= ABOUT THIS TASK =
Which lines of the entries contain the string "votre"? Please find them and copy them.

= DATA SUPPLIED =
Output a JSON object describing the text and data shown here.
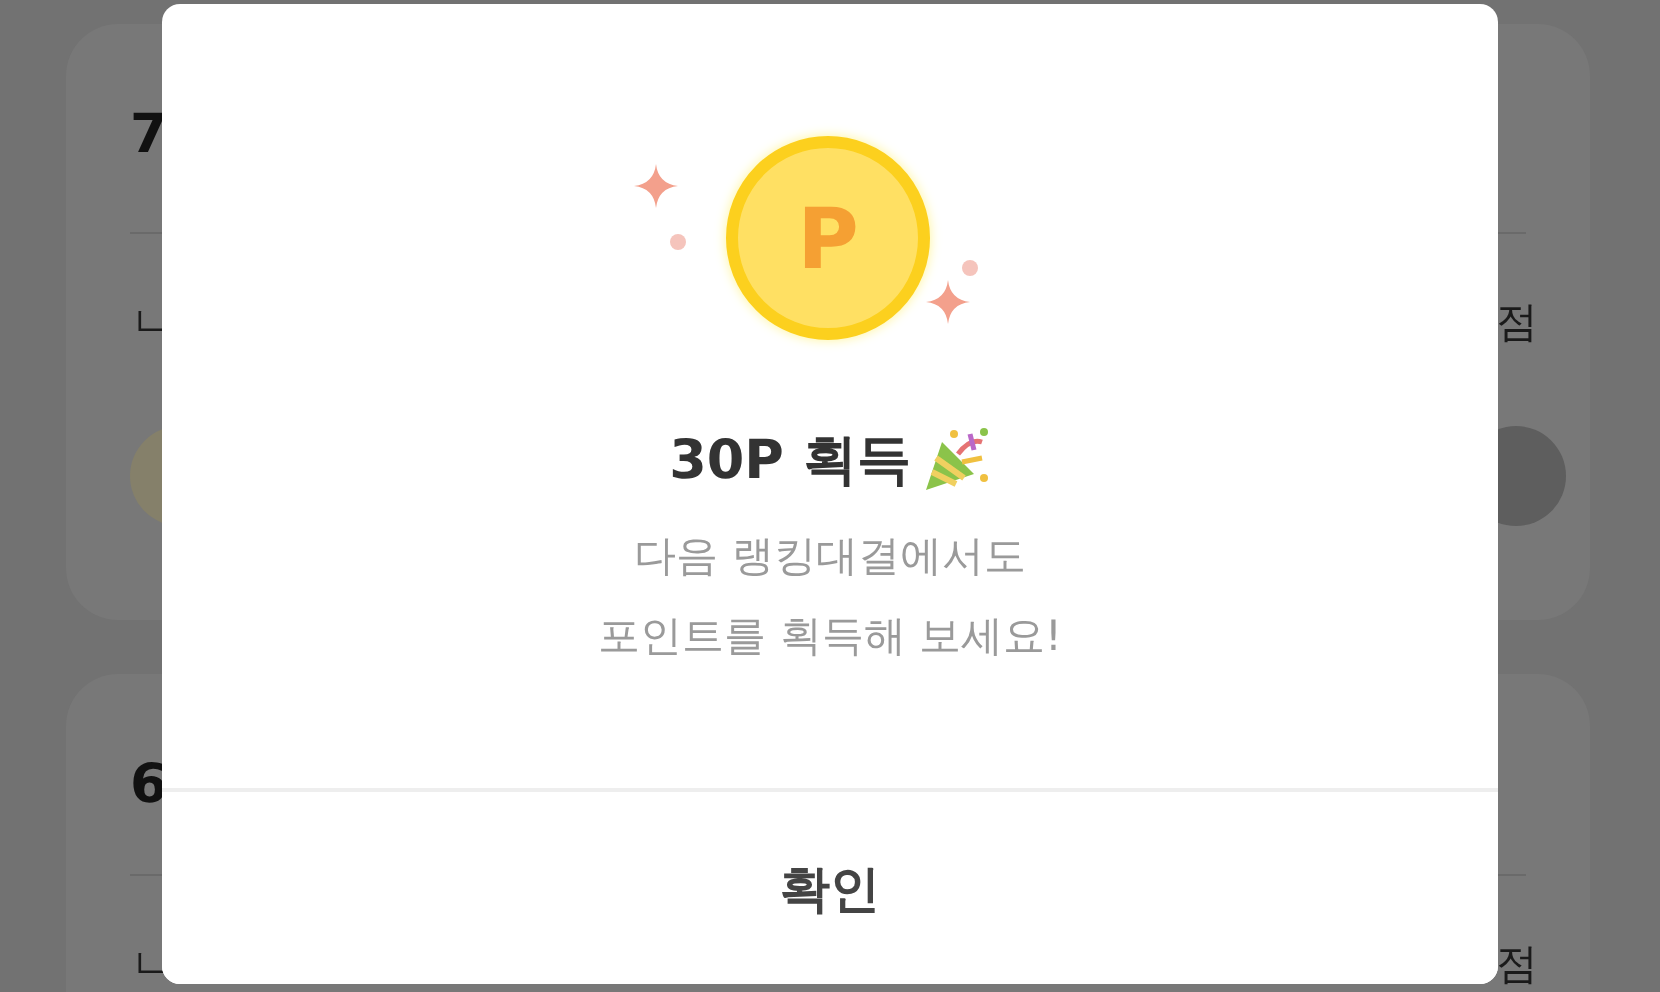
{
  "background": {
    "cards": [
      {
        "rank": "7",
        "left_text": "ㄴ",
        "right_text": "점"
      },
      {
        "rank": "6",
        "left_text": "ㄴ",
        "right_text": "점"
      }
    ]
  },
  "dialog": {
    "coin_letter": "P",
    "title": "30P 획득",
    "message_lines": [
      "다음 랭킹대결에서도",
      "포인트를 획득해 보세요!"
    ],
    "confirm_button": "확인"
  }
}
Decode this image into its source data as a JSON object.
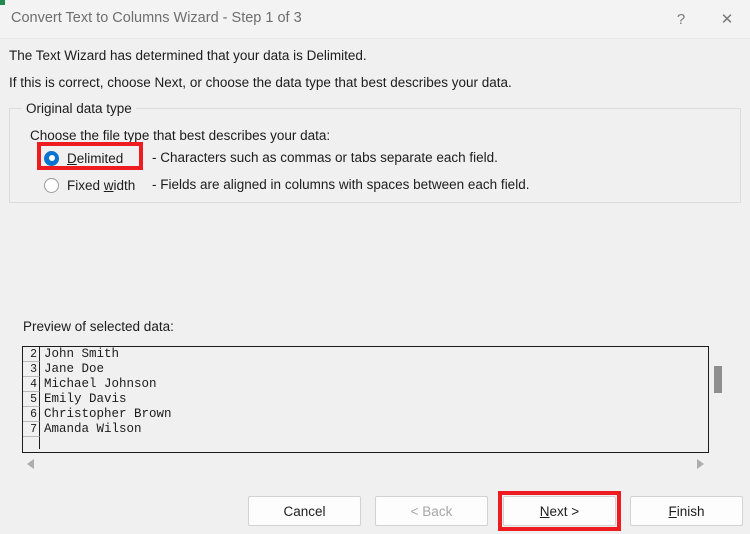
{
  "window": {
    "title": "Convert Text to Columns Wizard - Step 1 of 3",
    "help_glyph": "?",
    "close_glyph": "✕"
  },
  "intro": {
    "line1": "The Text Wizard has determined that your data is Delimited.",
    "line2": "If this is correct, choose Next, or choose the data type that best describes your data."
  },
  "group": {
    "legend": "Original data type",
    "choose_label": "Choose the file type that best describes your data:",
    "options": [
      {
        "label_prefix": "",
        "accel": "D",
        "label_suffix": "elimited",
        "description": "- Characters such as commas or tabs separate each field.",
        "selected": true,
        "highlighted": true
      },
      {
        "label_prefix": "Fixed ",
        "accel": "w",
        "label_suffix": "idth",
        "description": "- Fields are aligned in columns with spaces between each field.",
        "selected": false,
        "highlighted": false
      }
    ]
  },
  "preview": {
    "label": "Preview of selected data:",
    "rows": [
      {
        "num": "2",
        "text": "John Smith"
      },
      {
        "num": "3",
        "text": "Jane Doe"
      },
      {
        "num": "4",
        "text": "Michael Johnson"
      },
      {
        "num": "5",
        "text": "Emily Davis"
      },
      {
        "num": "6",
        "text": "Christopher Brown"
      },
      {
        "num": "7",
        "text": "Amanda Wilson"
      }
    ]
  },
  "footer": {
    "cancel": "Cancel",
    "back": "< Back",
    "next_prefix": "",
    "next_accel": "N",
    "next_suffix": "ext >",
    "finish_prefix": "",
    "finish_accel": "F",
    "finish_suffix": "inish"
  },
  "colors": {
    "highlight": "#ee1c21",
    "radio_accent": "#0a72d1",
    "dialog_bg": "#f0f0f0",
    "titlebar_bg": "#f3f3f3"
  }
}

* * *

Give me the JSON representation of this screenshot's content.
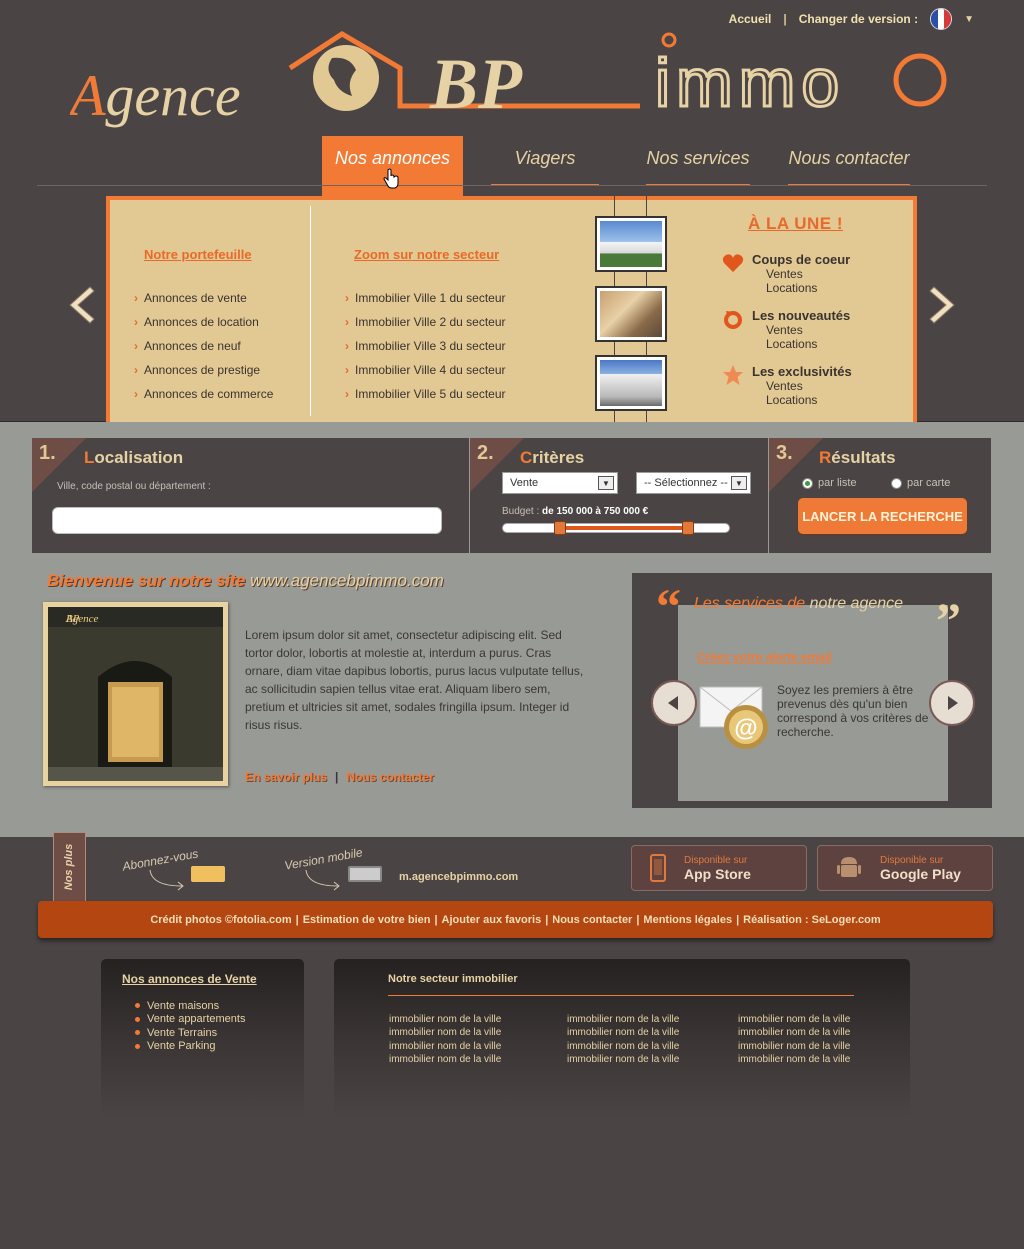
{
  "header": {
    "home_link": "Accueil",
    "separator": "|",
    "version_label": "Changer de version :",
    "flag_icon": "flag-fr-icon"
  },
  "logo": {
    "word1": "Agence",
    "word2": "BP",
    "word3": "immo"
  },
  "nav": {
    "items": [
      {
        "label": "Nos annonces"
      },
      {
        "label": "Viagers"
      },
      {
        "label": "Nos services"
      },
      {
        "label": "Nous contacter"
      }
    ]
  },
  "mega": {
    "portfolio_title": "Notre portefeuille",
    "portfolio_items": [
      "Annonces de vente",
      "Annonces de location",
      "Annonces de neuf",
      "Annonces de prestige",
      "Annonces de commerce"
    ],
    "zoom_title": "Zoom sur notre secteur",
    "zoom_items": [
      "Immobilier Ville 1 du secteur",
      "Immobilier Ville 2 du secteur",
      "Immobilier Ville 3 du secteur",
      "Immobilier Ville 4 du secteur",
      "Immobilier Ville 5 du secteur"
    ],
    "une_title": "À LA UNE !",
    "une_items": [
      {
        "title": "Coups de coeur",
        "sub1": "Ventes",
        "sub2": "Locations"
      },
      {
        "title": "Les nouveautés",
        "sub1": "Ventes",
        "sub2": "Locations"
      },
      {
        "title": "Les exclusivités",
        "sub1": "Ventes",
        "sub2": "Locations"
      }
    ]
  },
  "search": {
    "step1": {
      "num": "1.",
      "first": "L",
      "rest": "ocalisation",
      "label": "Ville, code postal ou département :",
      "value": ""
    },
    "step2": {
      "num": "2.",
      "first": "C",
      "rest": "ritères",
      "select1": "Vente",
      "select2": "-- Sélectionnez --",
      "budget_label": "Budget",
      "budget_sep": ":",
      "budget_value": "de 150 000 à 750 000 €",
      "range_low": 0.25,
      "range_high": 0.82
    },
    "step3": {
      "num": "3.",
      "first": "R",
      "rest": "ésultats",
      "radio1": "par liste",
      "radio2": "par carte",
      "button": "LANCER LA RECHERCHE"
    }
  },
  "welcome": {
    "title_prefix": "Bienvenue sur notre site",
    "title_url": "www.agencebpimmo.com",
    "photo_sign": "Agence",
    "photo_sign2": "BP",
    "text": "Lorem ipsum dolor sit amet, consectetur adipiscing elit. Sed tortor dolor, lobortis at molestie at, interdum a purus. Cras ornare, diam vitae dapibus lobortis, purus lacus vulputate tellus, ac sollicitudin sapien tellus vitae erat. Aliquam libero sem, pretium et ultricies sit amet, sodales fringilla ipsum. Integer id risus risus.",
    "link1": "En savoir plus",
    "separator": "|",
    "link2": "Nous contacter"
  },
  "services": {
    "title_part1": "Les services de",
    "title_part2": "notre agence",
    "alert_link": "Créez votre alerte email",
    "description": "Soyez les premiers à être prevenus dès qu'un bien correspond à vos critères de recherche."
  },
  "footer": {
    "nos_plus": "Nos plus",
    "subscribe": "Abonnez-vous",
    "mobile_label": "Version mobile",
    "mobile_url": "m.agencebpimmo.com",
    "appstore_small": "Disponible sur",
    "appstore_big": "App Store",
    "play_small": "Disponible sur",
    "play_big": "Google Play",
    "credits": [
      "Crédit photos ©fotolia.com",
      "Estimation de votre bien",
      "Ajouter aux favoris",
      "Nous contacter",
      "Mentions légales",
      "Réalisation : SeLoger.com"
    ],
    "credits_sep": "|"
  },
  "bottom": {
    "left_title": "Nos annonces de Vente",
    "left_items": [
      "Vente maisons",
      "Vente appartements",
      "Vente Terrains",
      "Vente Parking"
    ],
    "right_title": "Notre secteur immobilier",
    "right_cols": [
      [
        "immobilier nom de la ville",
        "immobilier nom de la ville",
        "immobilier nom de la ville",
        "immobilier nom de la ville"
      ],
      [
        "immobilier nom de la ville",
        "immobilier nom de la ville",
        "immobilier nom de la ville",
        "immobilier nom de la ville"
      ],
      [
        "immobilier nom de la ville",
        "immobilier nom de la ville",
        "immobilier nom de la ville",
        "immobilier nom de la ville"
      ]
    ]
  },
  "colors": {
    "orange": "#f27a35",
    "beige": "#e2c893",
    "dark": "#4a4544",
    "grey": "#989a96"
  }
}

= RESULT BELOW =
    "alert_link": "Créez votre alerte email",
      "Estimation de votre bien",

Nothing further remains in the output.